WHAT IS EXPECTED:
Nothing but the entries, copied exactly, should appear in the response.

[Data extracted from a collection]

#####

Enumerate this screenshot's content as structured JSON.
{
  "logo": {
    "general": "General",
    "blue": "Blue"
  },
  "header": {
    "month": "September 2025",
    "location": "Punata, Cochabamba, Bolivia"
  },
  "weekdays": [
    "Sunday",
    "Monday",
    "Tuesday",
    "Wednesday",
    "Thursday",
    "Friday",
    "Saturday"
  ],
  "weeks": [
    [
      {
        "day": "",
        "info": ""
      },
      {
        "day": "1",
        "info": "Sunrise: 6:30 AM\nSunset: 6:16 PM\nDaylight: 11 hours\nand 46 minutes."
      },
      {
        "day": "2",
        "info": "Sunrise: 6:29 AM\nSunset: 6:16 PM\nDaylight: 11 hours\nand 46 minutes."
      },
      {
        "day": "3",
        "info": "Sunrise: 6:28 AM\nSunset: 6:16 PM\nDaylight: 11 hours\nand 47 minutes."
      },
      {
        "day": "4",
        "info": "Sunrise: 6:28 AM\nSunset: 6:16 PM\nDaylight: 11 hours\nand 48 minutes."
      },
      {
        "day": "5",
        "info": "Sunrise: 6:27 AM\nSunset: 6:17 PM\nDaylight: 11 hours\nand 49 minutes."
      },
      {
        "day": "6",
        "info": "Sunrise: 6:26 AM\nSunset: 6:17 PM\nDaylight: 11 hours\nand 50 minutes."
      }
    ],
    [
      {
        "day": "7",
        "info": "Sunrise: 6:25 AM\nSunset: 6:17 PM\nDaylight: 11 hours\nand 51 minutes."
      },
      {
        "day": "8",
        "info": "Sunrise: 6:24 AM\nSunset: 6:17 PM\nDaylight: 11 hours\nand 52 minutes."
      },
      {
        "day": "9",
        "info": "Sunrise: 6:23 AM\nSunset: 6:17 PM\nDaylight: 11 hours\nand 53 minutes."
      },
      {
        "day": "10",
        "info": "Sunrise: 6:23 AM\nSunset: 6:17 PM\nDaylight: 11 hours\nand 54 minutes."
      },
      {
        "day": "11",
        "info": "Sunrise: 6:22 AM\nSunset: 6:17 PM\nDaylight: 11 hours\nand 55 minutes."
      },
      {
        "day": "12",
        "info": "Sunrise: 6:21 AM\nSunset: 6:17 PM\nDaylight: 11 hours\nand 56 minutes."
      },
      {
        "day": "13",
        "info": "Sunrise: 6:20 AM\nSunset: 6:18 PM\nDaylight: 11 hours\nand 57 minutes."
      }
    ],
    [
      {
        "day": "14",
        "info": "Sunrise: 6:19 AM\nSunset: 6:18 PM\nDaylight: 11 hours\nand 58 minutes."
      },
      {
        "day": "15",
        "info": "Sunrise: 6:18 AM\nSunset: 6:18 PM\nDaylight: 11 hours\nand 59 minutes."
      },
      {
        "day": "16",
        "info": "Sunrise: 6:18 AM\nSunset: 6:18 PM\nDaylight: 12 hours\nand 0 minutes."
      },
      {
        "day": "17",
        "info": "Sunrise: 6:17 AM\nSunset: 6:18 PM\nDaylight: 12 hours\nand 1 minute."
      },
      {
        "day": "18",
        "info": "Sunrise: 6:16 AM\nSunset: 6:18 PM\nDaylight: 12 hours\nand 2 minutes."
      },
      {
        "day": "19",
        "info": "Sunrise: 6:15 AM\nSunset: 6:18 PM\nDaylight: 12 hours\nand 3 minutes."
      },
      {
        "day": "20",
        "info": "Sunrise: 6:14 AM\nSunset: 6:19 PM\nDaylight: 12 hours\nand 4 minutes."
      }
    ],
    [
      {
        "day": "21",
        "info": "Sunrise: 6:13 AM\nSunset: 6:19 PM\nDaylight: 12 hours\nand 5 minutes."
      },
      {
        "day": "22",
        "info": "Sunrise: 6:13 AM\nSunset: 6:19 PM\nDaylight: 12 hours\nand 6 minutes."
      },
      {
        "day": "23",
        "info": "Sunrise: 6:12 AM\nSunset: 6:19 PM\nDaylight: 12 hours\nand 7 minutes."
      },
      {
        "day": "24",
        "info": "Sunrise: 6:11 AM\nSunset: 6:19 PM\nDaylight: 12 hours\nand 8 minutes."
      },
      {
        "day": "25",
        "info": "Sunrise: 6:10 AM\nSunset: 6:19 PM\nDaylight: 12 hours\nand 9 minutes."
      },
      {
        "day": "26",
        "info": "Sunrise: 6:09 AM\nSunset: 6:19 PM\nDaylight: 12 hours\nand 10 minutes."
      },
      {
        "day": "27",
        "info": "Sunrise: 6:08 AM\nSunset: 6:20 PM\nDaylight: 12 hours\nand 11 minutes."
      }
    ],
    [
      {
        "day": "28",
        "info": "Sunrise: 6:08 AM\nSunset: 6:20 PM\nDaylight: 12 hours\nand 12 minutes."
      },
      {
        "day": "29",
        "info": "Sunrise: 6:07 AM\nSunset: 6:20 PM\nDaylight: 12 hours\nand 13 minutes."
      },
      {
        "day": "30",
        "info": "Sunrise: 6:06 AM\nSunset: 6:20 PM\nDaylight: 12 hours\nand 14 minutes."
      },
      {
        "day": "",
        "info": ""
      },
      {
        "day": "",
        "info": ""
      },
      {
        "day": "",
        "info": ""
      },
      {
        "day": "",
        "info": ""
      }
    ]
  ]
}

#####

RESULT OF THIS TASK:
Enumerate this screenshot's content as structured JSON.
{
  "logo": {
    "general": "General",
    "blue": "Blue"
  },
  "header": {
    "month": "September 2025",
    "location": "Punata, Cochabamba, Bolivia"
  },
  "weekdays": [
    "Sunday",
    "Monday",
    "Tuesday",
    "Wednesday",
    "Thursday",
    "Friday",
    "Saturday"
  ],
  "weeks": [
    [
      {
        "day": "",
        "info": ""
      },
      {
        "day": "1",
        "info": "Sunrise: 6:30 AM\nSunset: 6:16 PM\nDaylight: 11 hours\nand 46 minutes."
      },
      {
        "day": "2",
        "info": "Sunrise: 6:29 AM\nSunset: 6:16 PM\nDaylight: 11 hours\nand 46 minutes."
      },
      {
        "day": "3",
        "info": "Sunrise: 6:28 AM\nSunset: 6:16 PM\nDaylight: 11 hours\nand 47 minutes."
      },
      {
        "day": "4",
        "info": "Sunrise: 6:28 AM\nSunset: 6:16 PM\nDaylight: 11 hours\nand 48 minutes."
      },
      {
        "day": "5",
        "info": "Sunrise: 6:27 AM\nSunset: 6:17 PM\nDaylight: 11 hours\nand 49 minutes."
      },
      {
        "day": "6",
        "info": "Sunrise: 6:26 AM\nSunset: 6:17 PM\nDaylight: 11 hours\nand 50 minutes."
      }
    ],
    [
      {
        "day": "7",
        "info": "Sunrise: 6:25 AM\nSunset: 6:17 PM\nDaylight: 11 hours\nand 51 minutes."
      },
      {
        "day": "8",
        "info": "Sunrise: 6:24 AM\nSunset: 6:17 PM\nDaylight: 11 hours\nand 52 minutes."
      },
      {
        "day": "9",
        "info": "Sunrise: 6:23 AM\nSunset: 6:17 PM\nDaylight: 11 hours\nand 53 minutes."
      },
      {
        "day": "10",
        "info": "Sunrise: 6:23 AM\nSunset: 6:17 PM\nDaylight: 11 hours\nand 54 minutes."
      },
      {
        "day": "11",
        "info": "Sunrise: 6:22 AM\nSunset: 6:17 PM\nDaylight: 11 hours\nand 55 minutes."
      },
      {
        "day": "12",
        "info": "Sunrise: 6:21 AM\nSunset: 6:17 PM\nDaylight: 11 hours\nand 56 minutes."
      },
      {
        "day": "13",
        "info": "Sunrise: 6:20 AM\nSunset: 6:18 PM\nDaylight: 11 hours\nand 57 minutes."
      }
    ],
    [
      {
        "day": "14",
        "info": "Sunrise: 6:19 AM\nSunset: 6:18 PM\nDaylight: 11 hours\nand 58 minutes."
      },
      {
        "day": "15",
        "info": "Sunrise: 6:18 AM\nSunset: 6:18 PM\nDaylight: 11 hours\nand 59 minutes."
      },
      {
        "day": "16",
        "info": "Sunrise: 6:18 AM\nSunset: 6:18 PM\nDaylight: 12 hours\nand 0 minutes."
      },
      {
        "day": "17",
        "info": "Sunrise: 6:17 AM\nSunset: 6:18 PM\nDaylight: 12 hours\nand 1 minute."
      },
      {
        "day": "18",
        "info": "Sunrise: 6:16 AM\nSunset: 6:18 PM\nDaylight: 12 hours\nand 2 minutes."
      },
      {
        "day": "19",
        "info": "Sunrise: 6:15 AM\nSunset: 6:18 PM\nDaylight: 12 hours\nand 3 minutes."
      },
      {
        "day": "20",
        "info": "Sunrise: 6:14 AM\nSunset: 6:19 PM\nDaylight: 12 hours\nand 4 minutes."
      }
    ],
    [
      {
        "day": "21",
        "info": "Sunrise: 6:13 AM\nSunset: 6:19 PM\nDaylight: 12 hours\nand 5 minutes."
      },
      {
        "day": "22",
        "info": "Sunrise: 6:13 AM\nSunset: 6:19 PM\nDaylight: 12 hours\nand 6 minutes."
      },
      {
        "day": "23",
        "info": "Sunrise: 6:12 AM\nSunset: 6:19 PM\nDaylight: 12 hours\nand 7 minutes."
      },
      {
        "day": "24",
        "info": "Sunrise: 6:11 AM\nSunset: 6:19 PM\nDaylight: 12 hours\nand 8 minutes."
      },
      {
        "day": "25",
        "info": "Sunrise: 6:10 AM\nSunset: 6:19 PM\nDaylight: 12 hours\nand 9 minutes."
      },
      {
        "day": "26",
        "info": "Sunrise: 6:09 AM\nSunset: 6:19 PM\nDaylight: 12 hours\nand 10 minutes."
      },
      {
        "day": "27",
        "info": "Sunrise: 6:08 AM\nSunset: 6:20 PM\nDaylight: 12 hours\nand 11 minutes."
      }
    ],
    [
      {
        "day": "28",
        "info": "Sunrise: 6:08 AM\nSunset: 6:20 PM\nDaylight: 12 hours\nand 12 minutes."
      },
      {
        "day": "29",
        "info": "Sunrise: 6:07 AM\nSunset: 6:20 PM\nDaylight: 12 hours\nand 13 minutes."
      },
      {
        "day": "30",
        "info": "Sunrise: 6:06 AM\nSunset: 6:20 PM\nDaylight: 12 hours\nand 14 minutes."
      },
      {
        "day": "",
        "info": ""
      },
      {
        "day": "",
        "info": ""
      },
      {
        "day": "",
        "info": ""
      },
      {
        "day": "",
        "info": ""
      }
    ]
  ]
}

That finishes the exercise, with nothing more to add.